Glaxo relied on a couple of federal cases that had rejected Conte: (1) Moretti v. Wyeth, Inc., 2009 WL 749532 (D. Nev. 2009); and (2) Foster v. Am. Home Prod. Corp., 29 F.3d 165 (4th Cir. 1994). Foster is a well-reasoned case and was also cited in Phares. Moretti was from a federal court in Nevada, so one would think that it might carry some sway with a federal court in Nevada. Conte, by contrast, is a nutty decision, and it did not grow any less nutty in the wake of Mensing. The only other federal court in the Ninth Circuit to look at the effect (really non-effect) of Mensing on Conte and Foster is Phelps v. Wyeth, 2012 WL 1499343 (D. Oregon 2012). The Phelps court was applying Oregon law, but its reasoning was relevant to the Nevada federal court inasmuch as the plaintiff in Baymiller did not really offer any insights on Nevada law. The Baymiller court sorts through all this case law in some detail and we are pleased to report that it arrives at the right result. Conte never makes it across the Nevada border, not even to one of those casinos perched just over the state line. The Baymiller decision is nicely written and thoroughly reasoned, and we commend it to your attention, but its holding boils down to this: if someone was injured by a generic drug, the manufacturer of the brand drug owes no duty to that unfortunate someone. That reasoning applies to claims for strict products liability (did not sell the product), negligence (owes no duty of care), breach of warranty (did not issue a warranty to the plaintiff), or abuse of the elderly (did not have anything to do with the elderly person).
We are happy to fire off a salute to Texas and to double-down on Nevada.
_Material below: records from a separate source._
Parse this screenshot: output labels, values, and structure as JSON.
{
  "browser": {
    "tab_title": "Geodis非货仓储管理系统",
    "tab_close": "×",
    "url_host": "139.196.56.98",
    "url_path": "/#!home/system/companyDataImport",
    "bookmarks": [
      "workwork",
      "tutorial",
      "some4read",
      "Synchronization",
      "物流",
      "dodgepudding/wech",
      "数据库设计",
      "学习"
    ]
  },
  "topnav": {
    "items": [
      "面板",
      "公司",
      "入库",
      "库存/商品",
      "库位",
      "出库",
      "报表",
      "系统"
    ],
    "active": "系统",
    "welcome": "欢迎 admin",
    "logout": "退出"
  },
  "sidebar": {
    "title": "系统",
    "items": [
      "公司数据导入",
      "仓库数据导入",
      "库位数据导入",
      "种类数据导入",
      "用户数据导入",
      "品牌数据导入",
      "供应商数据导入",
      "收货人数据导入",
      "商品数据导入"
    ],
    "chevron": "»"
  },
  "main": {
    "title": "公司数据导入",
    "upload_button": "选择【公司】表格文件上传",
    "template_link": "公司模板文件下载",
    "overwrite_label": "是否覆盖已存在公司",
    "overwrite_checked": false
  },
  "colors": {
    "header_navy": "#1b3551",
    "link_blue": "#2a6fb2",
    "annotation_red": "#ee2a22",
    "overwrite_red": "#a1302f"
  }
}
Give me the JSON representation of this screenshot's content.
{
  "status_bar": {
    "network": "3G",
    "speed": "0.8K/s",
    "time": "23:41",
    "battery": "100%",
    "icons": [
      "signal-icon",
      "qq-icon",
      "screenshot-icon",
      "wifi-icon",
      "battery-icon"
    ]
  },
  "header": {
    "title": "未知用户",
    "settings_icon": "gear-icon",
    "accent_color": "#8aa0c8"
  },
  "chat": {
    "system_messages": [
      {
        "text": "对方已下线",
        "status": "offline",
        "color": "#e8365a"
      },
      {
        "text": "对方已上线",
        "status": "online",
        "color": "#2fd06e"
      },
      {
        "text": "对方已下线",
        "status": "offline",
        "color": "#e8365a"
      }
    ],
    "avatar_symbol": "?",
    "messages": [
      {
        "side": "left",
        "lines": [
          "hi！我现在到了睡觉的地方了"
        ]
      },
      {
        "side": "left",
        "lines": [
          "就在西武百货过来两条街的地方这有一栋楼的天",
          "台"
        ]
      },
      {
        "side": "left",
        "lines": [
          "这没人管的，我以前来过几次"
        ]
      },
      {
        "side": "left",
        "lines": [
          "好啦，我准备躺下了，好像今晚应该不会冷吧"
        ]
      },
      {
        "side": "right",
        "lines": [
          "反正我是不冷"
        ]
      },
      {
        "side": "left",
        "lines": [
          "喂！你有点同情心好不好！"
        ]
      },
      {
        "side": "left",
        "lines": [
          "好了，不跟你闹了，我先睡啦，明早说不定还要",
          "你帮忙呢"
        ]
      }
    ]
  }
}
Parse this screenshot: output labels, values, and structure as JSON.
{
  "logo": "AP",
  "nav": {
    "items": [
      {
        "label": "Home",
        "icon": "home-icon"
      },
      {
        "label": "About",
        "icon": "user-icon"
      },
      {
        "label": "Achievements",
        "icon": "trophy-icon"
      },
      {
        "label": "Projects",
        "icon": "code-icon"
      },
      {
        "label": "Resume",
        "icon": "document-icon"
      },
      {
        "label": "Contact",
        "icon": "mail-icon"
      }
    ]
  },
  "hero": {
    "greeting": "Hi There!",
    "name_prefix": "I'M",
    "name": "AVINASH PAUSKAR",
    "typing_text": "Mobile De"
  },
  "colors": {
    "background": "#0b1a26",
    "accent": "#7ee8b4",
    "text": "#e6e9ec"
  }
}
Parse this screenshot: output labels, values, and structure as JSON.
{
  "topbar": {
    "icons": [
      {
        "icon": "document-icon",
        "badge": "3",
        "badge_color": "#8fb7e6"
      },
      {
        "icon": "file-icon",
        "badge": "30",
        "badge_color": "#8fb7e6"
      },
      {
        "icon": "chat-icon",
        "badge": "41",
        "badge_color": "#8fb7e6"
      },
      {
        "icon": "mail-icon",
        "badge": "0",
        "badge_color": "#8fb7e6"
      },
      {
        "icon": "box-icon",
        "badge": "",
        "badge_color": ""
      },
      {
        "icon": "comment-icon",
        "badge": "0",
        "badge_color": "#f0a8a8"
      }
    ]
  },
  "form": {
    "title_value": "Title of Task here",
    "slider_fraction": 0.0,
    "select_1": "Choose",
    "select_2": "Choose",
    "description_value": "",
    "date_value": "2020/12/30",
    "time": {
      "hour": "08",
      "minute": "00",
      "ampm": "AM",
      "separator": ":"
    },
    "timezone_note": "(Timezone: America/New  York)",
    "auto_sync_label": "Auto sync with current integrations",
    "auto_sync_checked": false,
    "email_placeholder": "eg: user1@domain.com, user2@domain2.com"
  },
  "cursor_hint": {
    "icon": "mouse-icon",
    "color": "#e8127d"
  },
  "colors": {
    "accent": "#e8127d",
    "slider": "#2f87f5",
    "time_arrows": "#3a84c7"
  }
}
Especially on the day after our home jurisdiction gets spanked by the Chamber of Commerce for hostile courts, it is nice to read a couple of opinions that get important issues right.